*** Opening RAW DATA ***
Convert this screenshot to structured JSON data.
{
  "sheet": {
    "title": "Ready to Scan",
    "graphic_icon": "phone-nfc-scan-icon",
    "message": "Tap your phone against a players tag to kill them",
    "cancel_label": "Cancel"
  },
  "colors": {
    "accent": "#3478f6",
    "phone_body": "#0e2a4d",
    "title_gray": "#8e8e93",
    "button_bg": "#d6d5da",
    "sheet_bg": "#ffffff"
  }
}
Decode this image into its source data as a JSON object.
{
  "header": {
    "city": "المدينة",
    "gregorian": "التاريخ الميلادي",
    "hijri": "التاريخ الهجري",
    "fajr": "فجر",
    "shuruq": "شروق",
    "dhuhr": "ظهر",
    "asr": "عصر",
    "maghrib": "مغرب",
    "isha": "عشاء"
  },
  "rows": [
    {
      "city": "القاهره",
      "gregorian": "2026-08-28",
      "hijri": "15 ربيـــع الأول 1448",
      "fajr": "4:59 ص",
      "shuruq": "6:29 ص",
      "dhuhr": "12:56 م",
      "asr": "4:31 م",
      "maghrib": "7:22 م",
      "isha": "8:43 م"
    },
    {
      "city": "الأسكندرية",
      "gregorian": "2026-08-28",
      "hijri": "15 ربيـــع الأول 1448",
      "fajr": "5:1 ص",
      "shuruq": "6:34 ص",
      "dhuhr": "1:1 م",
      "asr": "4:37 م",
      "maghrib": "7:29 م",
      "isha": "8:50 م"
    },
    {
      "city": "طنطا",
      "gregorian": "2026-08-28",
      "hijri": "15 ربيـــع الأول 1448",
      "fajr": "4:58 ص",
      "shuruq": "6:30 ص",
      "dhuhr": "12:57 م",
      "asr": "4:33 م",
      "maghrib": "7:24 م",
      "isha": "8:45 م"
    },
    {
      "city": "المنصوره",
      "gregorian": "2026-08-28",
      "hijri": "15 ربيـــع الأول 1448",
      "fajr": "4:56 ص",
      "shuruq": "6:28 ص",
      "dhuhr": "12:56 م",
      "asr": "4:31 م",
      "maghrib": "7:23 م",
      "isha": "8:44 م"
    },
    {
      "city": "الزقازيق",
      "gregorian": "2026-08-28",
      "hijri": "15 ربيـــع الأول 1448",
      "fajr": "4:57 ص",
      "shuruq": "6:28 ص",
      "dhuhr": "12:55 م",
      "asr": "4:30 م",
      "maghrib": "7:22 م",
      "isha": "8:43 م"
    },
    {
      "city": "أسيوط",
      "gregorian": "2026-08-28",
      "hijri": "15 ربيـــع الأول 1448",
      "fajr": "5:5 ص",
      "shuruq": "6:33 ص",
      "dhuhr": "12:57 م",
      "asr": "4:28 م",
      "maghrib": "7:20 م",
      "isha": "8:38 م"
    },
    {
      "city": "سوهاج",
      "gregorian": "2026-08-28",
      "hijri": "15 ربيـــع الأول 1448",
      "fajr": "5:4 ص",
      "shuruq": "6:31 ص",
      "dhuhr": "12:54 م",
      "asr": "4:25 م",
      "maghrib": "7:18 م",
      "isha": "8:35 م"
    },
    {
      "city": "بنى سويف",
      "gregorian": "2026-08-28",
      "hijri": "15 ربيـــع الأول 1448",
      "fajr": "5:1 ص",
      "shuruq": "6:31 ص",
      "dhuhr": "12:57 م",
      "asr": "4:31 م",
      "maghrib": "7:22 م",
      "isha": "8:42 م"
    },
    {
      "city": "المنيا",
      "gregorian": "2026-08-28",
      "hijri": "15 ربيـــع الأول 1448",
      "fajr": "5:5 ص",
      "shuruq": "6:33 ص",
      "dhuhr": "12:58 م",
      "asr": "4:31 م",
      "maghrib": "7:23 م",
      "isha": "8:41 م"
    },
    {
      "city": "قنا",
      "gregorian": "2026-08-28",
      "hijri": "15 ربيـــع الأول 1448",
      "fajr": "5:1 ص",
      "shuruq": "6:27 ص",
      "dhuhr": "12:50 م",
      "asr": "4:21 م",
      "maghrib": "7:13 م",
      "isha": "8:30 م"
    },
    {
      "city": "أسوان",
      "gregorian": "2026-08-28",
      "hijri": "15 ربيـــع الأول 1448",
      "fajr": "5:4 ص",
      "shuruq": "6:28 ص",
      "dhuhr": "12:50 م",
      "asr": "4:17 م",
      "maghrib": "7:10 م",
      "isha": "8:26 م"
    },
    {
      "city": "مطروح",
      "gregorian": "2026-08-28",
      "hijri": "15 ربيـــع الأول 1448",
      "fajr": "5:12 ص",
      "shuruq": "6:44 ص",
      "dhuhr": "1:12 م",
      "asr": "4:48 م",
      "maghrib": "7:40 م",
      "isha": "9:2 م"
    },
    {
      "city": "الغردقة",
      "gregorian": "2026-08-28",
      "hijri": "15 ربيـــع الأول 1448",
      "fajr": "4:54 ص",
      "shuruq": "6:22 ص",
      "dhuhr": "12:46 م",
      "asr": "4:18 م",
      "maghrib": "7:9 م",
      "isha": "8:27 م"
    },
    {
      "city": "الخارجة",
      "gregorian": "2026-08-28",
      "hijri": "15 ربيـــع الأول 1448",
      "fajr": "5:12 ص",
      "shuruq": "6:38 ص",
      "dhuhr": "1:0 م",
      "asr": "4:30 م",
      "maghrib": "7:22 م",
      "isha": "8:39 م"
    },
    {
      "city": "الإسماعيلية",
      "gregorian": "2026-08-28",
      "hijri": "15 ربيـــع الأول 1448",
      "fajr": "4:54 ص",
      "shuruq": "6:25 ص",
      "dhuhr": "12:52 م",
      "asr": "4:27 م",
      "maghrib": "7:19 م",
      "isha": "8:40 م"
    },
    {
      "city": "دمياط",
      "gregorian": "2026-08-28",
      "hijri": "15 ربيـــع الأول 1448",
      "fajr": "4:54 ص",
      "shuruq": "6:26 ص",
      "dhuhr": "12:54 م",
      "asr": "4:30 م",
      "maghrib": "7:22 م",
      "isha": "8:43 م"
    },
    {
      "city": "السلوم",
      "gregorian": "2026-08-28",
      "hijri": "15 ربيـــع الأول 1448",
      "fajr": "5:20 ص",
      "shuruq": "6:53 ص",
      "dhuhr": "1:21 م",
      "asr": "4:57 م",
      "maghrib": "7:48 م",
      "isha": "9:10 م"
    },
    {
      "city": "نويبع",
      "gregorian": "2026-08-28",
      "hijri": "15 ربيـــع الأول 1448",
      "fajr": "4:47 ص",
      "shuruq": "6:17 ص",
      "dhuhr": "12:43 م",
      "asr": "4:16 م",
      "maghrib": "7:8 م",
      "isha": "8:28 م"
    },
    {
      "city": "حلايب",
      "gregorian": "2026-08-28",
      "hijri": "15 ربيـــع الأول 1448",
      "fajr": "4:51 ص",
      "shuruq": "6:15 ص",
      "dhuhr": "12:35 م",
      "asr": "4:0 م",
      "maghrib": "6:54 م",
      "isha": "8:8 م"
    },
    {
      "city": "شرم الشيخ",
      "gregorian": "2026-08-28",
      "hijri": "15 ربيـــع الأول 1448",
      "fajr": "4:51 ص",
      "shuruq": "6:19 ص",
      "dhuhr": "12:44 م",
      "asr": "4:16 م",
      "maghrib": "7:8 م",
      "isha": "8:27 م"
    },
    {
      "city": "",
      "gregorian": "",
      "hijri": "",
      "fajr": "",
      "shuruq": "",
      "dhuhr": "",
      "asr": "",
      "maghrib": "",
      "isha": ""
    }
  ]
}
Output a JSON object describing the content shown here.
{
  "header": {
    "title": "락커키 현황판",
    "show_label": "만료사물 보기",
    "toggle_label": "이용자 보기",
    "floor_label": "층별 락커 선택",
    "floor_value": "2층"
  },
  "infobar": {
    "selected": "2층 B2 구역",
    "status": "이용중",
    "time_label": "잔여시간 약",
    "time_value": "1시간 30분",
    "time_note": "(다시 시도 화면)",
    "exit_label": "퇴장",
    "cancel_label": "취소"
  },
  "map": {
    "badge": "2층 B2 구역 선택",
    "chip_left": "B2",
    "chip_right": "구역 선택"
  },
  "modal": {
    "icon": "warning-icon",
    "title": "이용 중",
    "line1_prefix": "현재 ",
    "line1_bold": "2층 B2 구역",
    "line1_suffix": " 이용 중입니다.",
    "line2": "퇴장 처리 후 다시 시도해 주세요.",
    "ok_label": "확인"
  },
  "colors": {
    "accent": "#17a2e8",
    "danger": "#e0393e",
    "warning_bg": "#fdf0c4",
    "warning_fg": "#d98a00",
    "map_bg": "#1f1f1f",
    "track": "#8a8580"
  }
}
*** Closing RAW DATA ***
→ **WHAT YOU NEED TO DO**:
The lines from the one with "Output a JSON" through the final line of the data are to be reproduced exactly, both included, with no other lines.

→ **FINISHED EXERCISE**:
Output a JSON object describing the content shown here.
{
  "header": {
    "title": "락커키 현황판",
    "show_label": "만료사물 보기",
    "toggle_label": "이용자 보기",
    "floor_label": "층별 락커 선택",
    "floor_value": "2층"
  },
  "infobar": {
    "selected": "2층 B2 구역",
    "status": "이용중",
    "time_label": "잔여시간 약",
    "time_value": "1시간 30분",
    "time_note": "(다시 시도 화면)",
    "exit_label": "퇴장",
    "cancel_label": "취소"
  },
  "map": {
    "badge": "2층 B2 구역 선택",
    "chip_left": "B2",
    "chip_right": "구역 선택"
  },
  "modal": {
    "icon": "warning-icon",
    "title": "이용 중",
    "line1_prefix": "현재 ",
    "line1_bold": "2층 B2 구역",
    "line1_suffix": " 이용 중입니다.",
    "line2": "퇴장 처리 후 다시 시도해 주세요.",
    "ok_label": "확인"
  },
  "colors": {
    "accent": "#17a2e8",
    "danger": "#e0393e",
    "warning_bg": "#fdf0c4",
    "warning_fg": "#d98a00",
    "map_bg": "#1f1f1f",
    "track": "#8a8580"
  }
}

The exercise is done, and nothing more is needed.